Tottenham Hotspur fell behind in the opening seconds of the game but quickly recovered to trounce Manchester United 6-1 at Old Trafford.
Anthony Martial was fouled for a penalty inside 30 seconds, scored by Bruno Fernandes, but the French forward was sent-off before the half-hour mark for a hand to the face of Erik Lamela – by which time United were already dead and buried.
Tanguy Ndombele swept home an equaliser, Son Heung-min clipped in a second and teed up Harry Kane for a third, before Son netted another shortly before half-time.
United tried to tighten up with a double sub at half-time but further damage was inflicted by Serge Aurier and a Kane penalty, while Luke Shaw was also lucky not to see red.
Here are five things we learned from the Premier League game on Sunday.
The Son-Kane link-up works both ways
After Kane set up four goals in a game for Son recently, Spurs would have been heartened to see that continue, with the English striker teeing up his Korean team-mate for another early on here.
But it worked the other way round, too: Son the provider, Kane the beneficiary, as the Spurs No. 10 first won the ball on the edge of the United box and eventually buried the chance for 3-1.
The two were excellent all through the first half, harassing the back line, swapping quick passes and fashioning a bundle of chances for Tottenham – even while United had 11 players.
They are maybe the most in-form pairing in the league at the start of this season – and there’s still Gareth Bale to add to the front line, of course.
Lindelof isn’t the issue
If Ole Gunnar Solskjaer’s habit is to conduct post-match reviews with his squad, perhaps going over video segments of areas where the team could have done better, it’s a good job there are a couple of weeks until the next game – that’s how long they’ll need.
Victor Lindelof has been criticised of late and suggested to be the component which needs upgrading – but he didn’t feature here and the defence was horrendous.
His replacement, Eric Bailly, actually showed a reasonable level of commitment to the cause and made several big blocks, but those around him were lacking concentration at best, inept at worst.
Aaron Wan-Bissaka was at least not directly responsible for on-the-ball disasters, but positionally was non-existent.
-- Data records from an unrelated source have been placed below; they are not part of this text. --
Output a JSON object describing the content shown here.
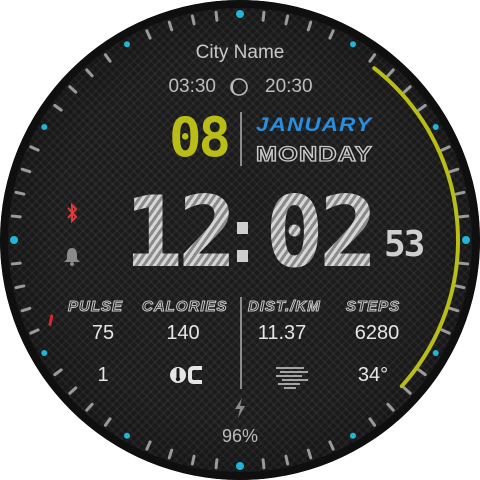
{
  "watchface": {
    "city": "City Name",
    "sunrise": "03:30",
    "sunset": "20:30",
    "date": {
      "day": "08",
      "month": "JANUARY",
      "weekday": "MONDAY"
    },
    "time": {
      "hours": "12",
      "minutes": "02",
      "seconds": "53"
    },
    "stats": {
      "pulse": {
        "label": "PULSE",
        "value": "75"
      },
      "calories": {
        "label": "CALORIES",
        "value": "140"
      },
      "distance": {
        "label": "DIST./KM",
        "value": "11.37"
      },
      "steps": {
        "label": "STEPS",
        "value": "6280"
      }
    },
    "second_row": {
      "left_value": "1",
      "temperature": "34°"
    },
    "battery": {
      "percent_text": "96%",
      "level": 0.96
    },
    "icons": [
      "moon-icon",
      "bluetooth-icon",
      "bell-icon",
      "thermometer-icon",
      "weather-icon",
      "lightning-icon"
    ],
    "colors": {
      "accent_yellow": "#b9bd16",
      "month_blue": "#2a8ee0",
      "marker_cyan": "#1fb6d8",
      "marker_red": "#d4282a",
      "bluetooth_red": "#e23a3a"
    }
  }
}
Luke Shaw was missing in action all too often too, easily bypassed and lost in the rotation of Spurs’ attack, and was bizarrely hauled down by Harry Maguire when trying to clear in the build-up to one goal.
Maguire himself, captain and supposed organiser-in-chief, was abysmal. He was beaten for headers, got drawn out of position, was passed around and lost possession – a major disappointment for United and significant part of the reason for their hammering.
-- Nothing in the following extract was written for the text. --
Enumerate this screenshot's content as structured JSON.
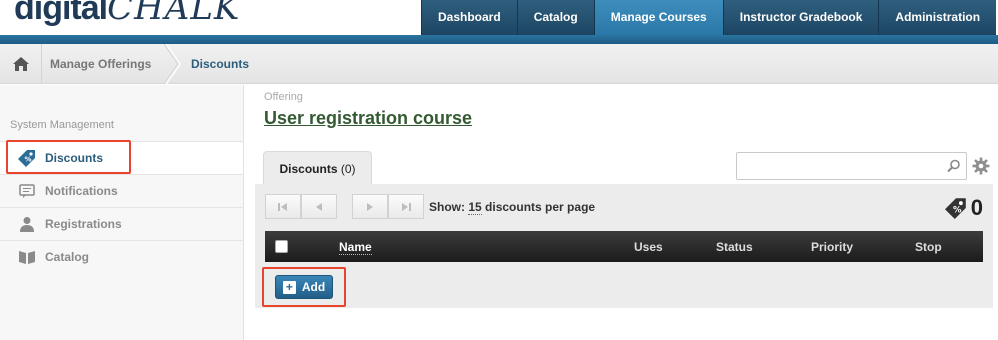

As for Shaw’s late swipe of Lucas Moura, he should have been sent-off for a petulant and dangerous chop down of the Brazilian winger.
Transfer talk the easy answer for United
What’s next for United? Transfer deadline day seems rather relevant.
They are strongly linked with moves for Edinson Cavani and Alex Telles, but unless the Uruguayan fancies himself as a new age version of Dion Dublin or Gary Doherty, neither are likely to beef up United’s dismal heart of the defence.
The chatter will continue to be on Jadon Sancho, no doubt, but United have talented attackers already – they didn’t get service here, they didn’t have the work rate required and they certainly didn’t stop the opposition creating chances down the flanks.
Coaching, individual leadership, a better tactical appreciation of the unit?
Something needs to change for this Manchester United side before any big-money additions make any significant difference to the direction the team are heading.
How much would Jose Mourinho have loved this? Not just beating his old side on their own patch, but leaving them far lower in the league than when he was there, and battering them in the process.
The start for Spurs wasn’t clever, but their off-the-ball defensive work was much better than United’s when it was 11 vs 11. After the red card is irrelevant in those terms of defensive set-up, winning back possession and attacking intent, but the work rate isn’t – and again Spurs beat United here.
This was Mourinho’s near-perfect day, when after the break he could set the team up to dominate, beat down on United’s low morale even further and seize any counter-attacking chances.
Spurs have a great chance of the top four this season which is in no small part down to the manager, and this result proves they have the beating of this direct rival tactically and mentally.
Time to reassess
Next up is the international break, which comes at a good time for both, it seems.
Spurs have had a ridiculous run of fixtures, and while some players will head off for Nations League games and the like, the hope will be that none play more than twice across the two weeks.
For United, it’s about an internal review of sorts: the next game is a must-win, with a must-improve performance and a must-be-perfect attitude.
They lost to Palace, could easily have been beaten by Brighton and have been hammered here – it’s a woeful start, with Newcastle to come next…then PSG, Chelsea, Leipzig and Arsenal.
A defining period may lie ahead.
Source: Read Full Article